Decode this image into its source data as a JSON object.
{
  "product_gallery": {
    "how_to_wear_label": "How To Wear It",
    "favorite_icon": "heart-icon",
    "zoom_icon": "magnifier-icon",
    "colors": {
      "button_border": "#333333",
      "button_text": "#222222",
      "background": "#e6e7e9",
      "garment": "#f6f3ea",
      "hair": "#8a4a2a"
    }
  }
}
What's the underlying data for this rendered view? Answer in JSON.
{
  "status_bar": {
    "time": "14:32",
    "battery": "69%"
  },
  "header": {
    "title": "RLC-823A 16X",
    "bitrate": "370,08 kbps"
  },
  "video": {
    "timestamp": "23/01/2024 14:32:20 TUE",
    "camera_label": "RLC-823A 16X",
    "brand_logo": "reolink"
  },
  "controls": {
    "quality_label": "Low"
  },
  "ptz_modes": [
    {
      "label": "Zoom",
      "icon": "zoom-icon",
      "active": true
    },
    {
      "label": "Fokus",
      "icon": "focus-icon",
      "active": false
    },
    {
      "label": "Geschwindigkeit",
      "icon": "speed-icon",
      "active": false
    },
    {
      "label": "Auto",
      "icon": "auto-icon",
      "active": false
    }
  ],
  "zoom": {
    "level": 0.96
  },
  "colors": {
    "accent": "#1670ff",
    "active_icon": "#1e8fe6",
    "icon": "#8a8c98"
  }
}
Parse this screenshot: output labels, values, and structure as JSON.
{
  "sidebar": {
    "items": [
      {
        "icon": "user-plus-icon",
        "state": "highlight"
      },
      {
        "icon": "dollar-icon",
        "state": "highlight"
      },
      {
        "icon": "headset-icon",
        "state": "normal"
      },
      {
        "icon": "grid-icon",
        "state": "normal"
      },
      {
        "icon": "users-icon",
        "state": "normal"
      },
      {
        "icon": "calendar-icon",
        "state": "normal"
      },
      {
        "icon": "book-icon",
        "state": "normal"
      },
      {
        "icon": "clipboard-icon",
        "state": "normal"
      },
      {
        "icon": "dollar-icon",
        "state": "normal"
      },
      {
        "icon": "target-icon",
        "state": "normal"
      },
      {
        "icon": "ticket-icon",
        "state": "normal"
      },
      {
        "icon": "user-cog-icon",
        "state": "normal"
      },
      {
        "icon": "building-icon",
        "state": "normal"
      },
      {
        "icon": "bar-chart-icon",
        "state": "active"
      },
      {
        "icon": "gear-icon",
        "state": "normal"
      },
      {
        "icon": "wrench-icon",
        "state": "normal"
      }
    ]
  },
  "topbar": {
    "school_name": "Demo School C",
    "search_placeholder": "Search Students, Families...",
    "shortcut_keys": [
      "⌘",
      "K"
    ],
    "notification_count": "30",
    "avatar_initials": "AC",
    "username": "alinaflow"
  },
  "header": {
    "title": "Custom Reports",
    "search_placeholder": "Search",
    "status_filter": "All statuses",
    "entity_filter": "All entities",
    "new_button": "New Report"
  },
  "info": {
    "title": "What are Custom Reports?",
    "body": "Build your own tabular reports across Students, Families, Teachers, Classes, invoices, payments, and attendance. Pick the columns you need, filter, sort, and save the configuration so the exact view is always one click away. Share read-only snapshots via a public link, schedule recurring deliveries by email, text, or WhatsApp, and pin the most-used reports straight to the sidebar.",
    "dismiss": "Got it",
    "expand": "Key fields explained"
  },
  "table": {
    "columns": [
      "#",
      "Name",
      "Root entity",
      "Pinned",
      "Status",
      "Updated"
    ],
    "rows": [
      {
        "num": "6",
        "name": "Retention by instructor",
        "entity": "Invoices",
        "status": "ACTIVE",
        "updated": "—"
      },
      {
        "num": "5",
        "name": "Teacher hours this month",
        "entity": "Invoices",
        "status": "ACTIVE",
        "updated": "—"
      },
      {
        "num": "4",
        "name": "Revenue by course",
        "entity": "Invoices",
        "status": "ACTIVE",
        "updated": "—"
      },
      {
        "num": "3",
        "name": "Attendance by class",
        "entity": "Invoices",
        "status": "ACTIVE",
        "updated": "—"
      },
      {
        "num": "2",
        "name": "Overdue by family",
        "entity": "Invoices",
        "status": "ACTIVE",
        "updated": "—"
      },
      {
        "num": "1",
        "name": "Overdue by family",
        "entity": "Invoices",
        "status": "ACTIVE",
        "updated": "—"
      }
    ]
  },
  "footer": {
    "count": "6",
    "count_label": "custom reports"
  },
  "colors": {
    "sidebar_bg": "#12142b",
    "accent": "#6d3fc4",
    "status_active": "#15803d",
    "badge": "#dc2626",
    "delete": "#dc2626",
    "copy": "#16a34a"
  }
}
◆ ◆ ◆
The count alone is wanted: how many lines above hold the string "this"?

_Written answer_: 4